►
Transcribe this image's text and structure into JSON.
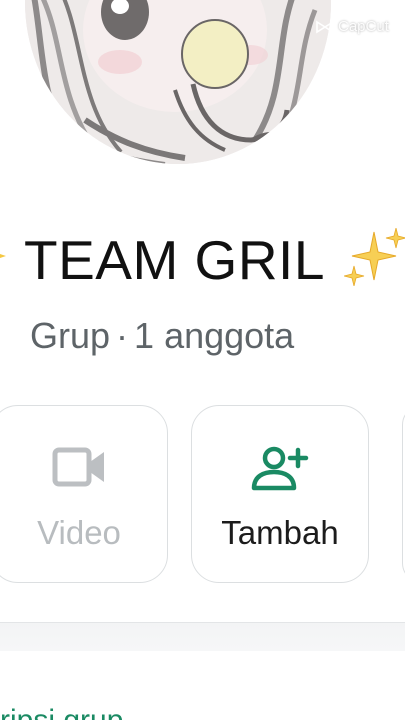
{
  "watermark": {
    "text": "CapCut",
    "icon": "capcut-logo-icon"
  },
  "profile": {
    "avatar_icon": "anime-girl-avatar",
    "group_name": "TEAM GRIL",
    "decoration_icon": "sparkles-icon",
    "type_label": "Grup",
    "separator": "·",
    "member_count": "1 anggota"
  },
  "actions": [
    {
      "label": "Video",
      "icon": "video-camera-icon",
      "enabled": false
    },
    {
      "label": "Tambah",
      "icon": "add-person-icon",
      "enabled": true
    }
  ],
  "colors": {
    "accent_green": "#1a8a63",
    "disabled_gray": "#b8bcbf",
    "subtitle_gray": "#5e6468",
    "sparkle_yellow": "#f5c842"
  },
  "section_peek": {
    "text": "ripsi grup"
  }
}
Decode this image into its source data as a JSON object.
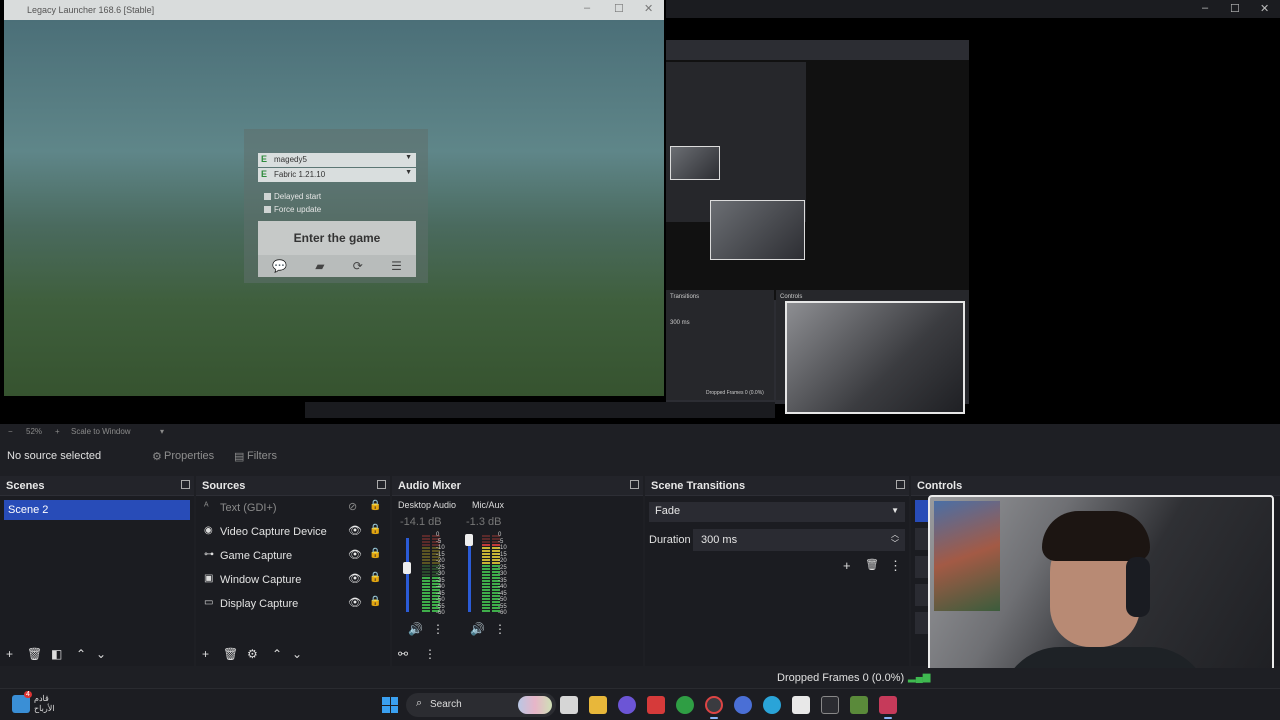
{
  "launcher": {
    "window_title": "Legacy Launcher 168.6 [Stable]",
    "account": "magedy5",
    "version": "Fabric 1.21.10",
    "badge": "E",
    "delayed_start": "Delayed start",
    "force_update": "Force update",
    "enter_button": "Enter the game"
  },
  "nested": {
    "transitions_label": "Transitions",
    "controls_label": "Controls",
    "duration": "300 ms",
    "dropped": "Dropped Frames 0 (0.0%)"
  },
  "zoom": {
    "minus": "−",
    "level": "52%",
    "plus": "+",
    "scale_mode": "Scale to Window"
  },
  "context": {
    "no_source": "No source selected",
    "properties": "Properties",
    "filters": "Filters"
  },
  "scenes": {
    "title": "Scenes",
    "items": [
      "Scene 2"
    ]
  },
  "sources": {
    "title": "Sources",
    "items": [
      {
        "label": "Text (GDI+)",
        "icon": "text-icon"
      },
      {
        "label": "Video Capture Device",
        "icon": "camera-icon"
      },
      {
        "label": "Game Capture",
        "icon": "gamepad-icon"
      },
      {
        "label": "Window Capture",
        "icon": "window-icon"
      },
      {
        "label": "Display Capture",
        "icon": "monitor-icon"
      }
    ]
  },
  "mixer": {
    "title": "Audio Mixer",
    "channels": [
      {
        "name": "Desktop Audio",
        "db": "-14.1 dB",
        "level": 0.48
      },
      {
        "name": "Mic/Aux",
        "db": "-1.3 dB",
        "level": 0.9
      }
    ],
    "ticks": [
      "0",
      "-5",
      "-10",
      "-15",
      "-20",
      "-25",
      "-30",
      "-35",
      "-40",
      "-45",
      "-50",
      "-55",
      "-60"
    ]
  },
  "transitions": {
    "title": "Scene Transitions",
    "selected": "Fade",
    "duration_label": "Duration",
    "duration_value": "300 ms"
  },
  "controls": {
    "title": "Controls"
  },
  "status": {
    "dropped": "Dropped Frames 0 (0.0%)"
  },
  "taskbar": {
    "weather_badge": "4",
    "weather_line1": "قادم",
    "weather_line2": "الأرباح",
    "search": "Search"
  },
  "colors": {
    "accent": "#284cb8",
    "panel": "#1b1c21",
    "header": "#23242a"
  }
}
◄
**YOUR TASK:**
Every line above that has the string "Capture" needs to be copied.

**RESPONSE TO THE TASK:**
        "label": "Video Capture Device",
        "label": "Game Capture",
        "label": "Window Capture",
        "label": "Display Capture",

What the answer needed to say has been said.